▶
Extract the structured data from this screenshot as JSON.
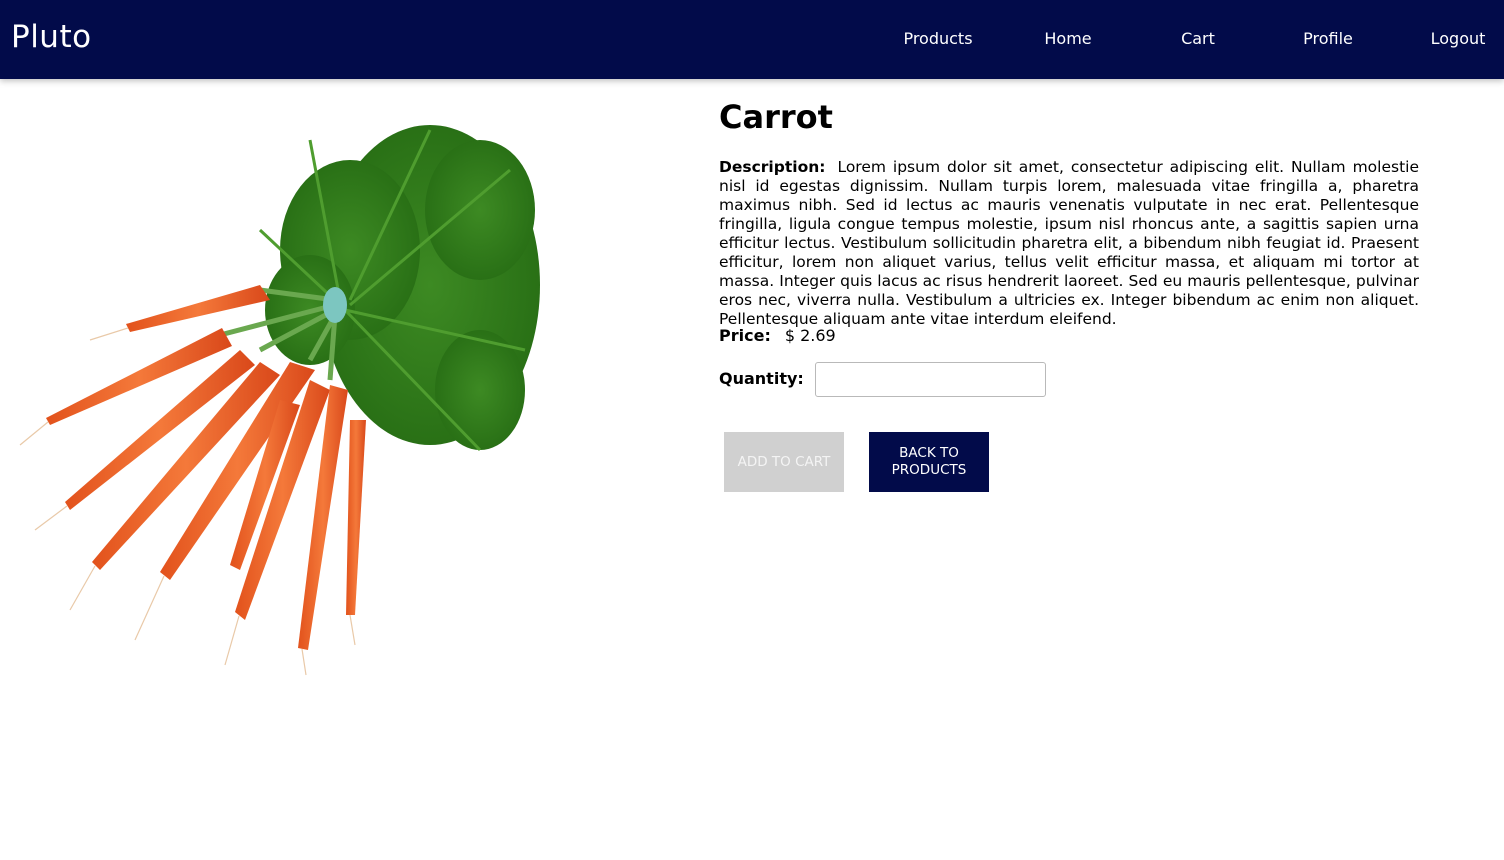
{
  "navbar": {
    "brand": "Pluto",
    "links": [
      {
        "label": "Products"
      },
      {
        "label": "Home"
      },
      {
        "label": "Cart"
      },
      {
        "label": "Profile"
      },
      {
        "label": "Logout"
      }
    ]
  },
  "colors": {
    "navbar_bg": "#020b4a",
    "primary_button": "#020b4a",
    "disabled_button": "#d0d0d0"
  },
  "product": {
    "image_icon": "carrot-bunch-image",
    "name": "Carrot",
    "description_label": "Description:",
    "description": "Lorem ipsum dolor sit amet, consectetur adipiscing elit. Nullam molestie nisl id egestas dignissim. Nullam turpis lorem, malesuada vitae fringilla a, pharetra maximus nibh. Sed id lectus ac mauris venenatis vulputate in nec erat. Pellentesque fringilla, ligula congue tempus molestie, ipsum nisl rhoncus ante, a sagittis sapien urna efficitur lectus. Vestibulum sollicitudin pharetra elit, a bibendum nibh feugiat id. Praesent efficitur, lorem non aliquet varius, tellus velit efficitur massa, et aliquam mi tortor at massa. Integer quis lacus ac risus hendrerit laoreet. Sed eu mauris pellentesque, pulvinar eros nec, viverra nulla. Vestibulum a ultricies ex. Integer bibendum ac enim non aliquet. Pellentesque aliquam ante vitae interdum eleifend.",
    "price_label": "Price:",
    "price": "$ 2.69",
    "quantity_label": "Quantity:",
    "quantity_value": "",
    "quantity_placeholder": ""
  },
  "actions": {
    "add_to_cart": "ADD TO CART",
    "back_to_products": "BACK TO PRODUCTS"
  }
}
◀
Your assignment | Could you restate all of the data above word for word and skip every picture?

Solution to the problem |
Extract the structured data from this screenshot as JSON.
{
  "navbar": {
    "brand": "Pluto",
    "links": [
      {
        "label": "Products"
      },
      {
        "label": "Home"
      },
      {
        "label": "Cart"
      },
      {
        "label": "Profile"
      },
      {
        "label": "Logout"
      }
    ]
  },
  "colors": {
    "navbar_bg": "#020b4a",
    "primary_button": "#020b4a",
    "disabled_button": "#d0d0d0"
  },
  "product": {
    "image_icon": "carrot-bunch-image",
    "name": "Carrot",
    "description_label": "Description:",
    "description": "Lorem ipsum dolor sit amet, consectetur adipiscing elit. Nullam molestie nisl id egestas dignissim. Nullam turpis lorem, malesuada vitae fringilla a, pharetra maximus nibh. Sed id lectus ac mauris venenatis vulputate in nec erat. Pellentesque fringilla, ligula congue tempus molestie, ipsum nisl rhoncus ante, a sagittis sapien urna efficitur lectus. Vestibulum sollicitudin pharetra elit, a bibendum nibh feugiat id. Praesent efficitur, lorem non aliquet varius, tellus velit efficitur massa, et aliquam mi tortor at massa. Integer quis lacus ac risus hendrerit laoreet. Sed eu mauris pellentesque, pulvinar eros nec, viverra nulla. Vestibulum a ultricies ex. Integer bibendum ac enim non aliquet. Pellentesque aliquam ante vitae interdum eleifend.",
    "price_label": "Price:",
    "price": "$ 2.69",
    "quantity_label": "Quantity:",
    "quantity_value": "",
    "quantity_placeholder": ""
  },
  "actions": {
    "add_to_cart": "ADD TO CART",
    "back_to_products": "BACK TO PRODUCTS"
  }
}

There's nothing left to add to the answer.